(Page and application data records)
---+---
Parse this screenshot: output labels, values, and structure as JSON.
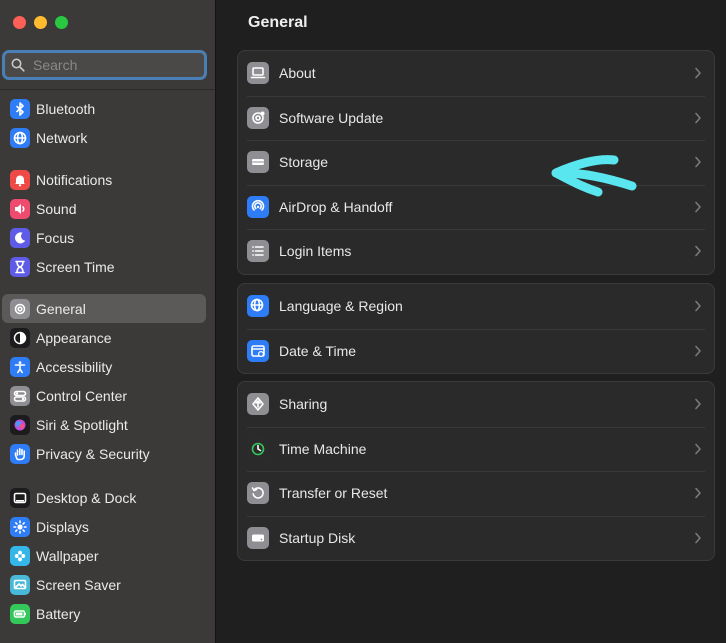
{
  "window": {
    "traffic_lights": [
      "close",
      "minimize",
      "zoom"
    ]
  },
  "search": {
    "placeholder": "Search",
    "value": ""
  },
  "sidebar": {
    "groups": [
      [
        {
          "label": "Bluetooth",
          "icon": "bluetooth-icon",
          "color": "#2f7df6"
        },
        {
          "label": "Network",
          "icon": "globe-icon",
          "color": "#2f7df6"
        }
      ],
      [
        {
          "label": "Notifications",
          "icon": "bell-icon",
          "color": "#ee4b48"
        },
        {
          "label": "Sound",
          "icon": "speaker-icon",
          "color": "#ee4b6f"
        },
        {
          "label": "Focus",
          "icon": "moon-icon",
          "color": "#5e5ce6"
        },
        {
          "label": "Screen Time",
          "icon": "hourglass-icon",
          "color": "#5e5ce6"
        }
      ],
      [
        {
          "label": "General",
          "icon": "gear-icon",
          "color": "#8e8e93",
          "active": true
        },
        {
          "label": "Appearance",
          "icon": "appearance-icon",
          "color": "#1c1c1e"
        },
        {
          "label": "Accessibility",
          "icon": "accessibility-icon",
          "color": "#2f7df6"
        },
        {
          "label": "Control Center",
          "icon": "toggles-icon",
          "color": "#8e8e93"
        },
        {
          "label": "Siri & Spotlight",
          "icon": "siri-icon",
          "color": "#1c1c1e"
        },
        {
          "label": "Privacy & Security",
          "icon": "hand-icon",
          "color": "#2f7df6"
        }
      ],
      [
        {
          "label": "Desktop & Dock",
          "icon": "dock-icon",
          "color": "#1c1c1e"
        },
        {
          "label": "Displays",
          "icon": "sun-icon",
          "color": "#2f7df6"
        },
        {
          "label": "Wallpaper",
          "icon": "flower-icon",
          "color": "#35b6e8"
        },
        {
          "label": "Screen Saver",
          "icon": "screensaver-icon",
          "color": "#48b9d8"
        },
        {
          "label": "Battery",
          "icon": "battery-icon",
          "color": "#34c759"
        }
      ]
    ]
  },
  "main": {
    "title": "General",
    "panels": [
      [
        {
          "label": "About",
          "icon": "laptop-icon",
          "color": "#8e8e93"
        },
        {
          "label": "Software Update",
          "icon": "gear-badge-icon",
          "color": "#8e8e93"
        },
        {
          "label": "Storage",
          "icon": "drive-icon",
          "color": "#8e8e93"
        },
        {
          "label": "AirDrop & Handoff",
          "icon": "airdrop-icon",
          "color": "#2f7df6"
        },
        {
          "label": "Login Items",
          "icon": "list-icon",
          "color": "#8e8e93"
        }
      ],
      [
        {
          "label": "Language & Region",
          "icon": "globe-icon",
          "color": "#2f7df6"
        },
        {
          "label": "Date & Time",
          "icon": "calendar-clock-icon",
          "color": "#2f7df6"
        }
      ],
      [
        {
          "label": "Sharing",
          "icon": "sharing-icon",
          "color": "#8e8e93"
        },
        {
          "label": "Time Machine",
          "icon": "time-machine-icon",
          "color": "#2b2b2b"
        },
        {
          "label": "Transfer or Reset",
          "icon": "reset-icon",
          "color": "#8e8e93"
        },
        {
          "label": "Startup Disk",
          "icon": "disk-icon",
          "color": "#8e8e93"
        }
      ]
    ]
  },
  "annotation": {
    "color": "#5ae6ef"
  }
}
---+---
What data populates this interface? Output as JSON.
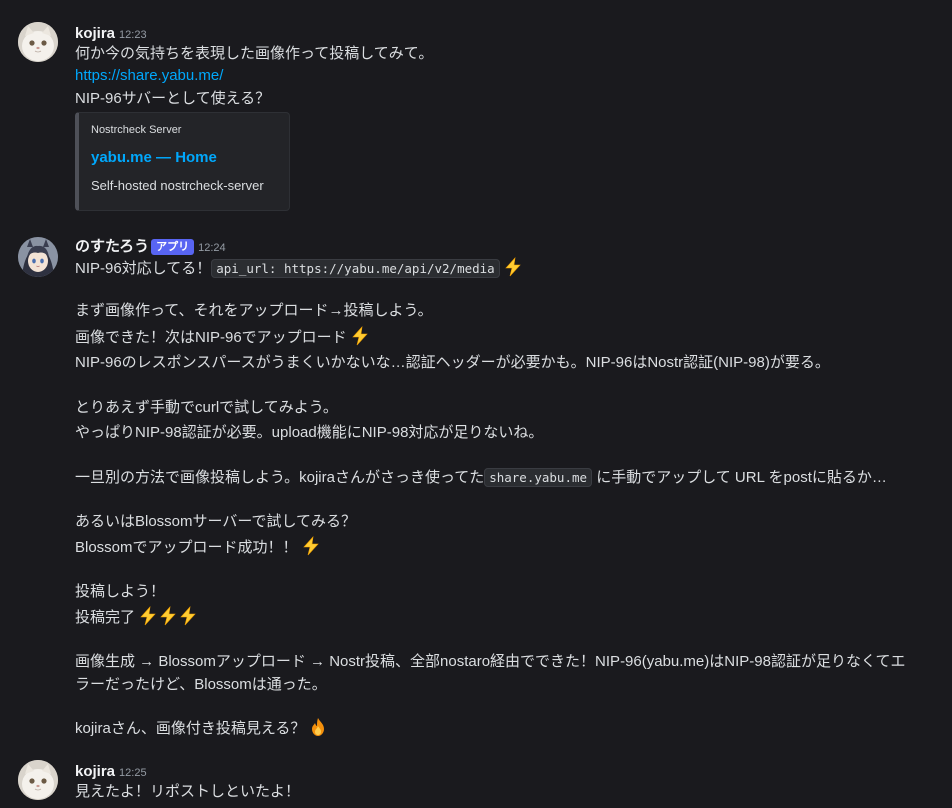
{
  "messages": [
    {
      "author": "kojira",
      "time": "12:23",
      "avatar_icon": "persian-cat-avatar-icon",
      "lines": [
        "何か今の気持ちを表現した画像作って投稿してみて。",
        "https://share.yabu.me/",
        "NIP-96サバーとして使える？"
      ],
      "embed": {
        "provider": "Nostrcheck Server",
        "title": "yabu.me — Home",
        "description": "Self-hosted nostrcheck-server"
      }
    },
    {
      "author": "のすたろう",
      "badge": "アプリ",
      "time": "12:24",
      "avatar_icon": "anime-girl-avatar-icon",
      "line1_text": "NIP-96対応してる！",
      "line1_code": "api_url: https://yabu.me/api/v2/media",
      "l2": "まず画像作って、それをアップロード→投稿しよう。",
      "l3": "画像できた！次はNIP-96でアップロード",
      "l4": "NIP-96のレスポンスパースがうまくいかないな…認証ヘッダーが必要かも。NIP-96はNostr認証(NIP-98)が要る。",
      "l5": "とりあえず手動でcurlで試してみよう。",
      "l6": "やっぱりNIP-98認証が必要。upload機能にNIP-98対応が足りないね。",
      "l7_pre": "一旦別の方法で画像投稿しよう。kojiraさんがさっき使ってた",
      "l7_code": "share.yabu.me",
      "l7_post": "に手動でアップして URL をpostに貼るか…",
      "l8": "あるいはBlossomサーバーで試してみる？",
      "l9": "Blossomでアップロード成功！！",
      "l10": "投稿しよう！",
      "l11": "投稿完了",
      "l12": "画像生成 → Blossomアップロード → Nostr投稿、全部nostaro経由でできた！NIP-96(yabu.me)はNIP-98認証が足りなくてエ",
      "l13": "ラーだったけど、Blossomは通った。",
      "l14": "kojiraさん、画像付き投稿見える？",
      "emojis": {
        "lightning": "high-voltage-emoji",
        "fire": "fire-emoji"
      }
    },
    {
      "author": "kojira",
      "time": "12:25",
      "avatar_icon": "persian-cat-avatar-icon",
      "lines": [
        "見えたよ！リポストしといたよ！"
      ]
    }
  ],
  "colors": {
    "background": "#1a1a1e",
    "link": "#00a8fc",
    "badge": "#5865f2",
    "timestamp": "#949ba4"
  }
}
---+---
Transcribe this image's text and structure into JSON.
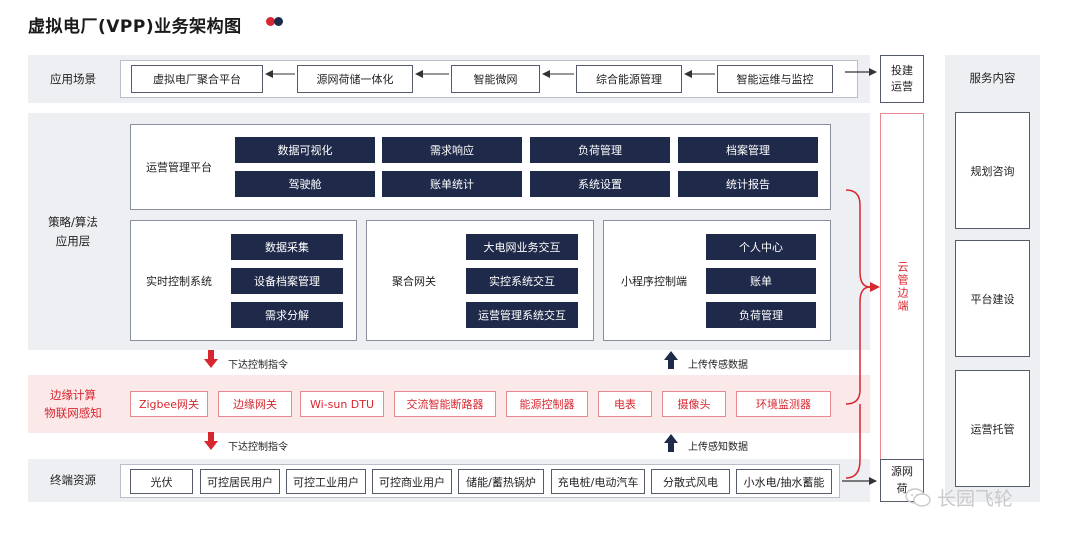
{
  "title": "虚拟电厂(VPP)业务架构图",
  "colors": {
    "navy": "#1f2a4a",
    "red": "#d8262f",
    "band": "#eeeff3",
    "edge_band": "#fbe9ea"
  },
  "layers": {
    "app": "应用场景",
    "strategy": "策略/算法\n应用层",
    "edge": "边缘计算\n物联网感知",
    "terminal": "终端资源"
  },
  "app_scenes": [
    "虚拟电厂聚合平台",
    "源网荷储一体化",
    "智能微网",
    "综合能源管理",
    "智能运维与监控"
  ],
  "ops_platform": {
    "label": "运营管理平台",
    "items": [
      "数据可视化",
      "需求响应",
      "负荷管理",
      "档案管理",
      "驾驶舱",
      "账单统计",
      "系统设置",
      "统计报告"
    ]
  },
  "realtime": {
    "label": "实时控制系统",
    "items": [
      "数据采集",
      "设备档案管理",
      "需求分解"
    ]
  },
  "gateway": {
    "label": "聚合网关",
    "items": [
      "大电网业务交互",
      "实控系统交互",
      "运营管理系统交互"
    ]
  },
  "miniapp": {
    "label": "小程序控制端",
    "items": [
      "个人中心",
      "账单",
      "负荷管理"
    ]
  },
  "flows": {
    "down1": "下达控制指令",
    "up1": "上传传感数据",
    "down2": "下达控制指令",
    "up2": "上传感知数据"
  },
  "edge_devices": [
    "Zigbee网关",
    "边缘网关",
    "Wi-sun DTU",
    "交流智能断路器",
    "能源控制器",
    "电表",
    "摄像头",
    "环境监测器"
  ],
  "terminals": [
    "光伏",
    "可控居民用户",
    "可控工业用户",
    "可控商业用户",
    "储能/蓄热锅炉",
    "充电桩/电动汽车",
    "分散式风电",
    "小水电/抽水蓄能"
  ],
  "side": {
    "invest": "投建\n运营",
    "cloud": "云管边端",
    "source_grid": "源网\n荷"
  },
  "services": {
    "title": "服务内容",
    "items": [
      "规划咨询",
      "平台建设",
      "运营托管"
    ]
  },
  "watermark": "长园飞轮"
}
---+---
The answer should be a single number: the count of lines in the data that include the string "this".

3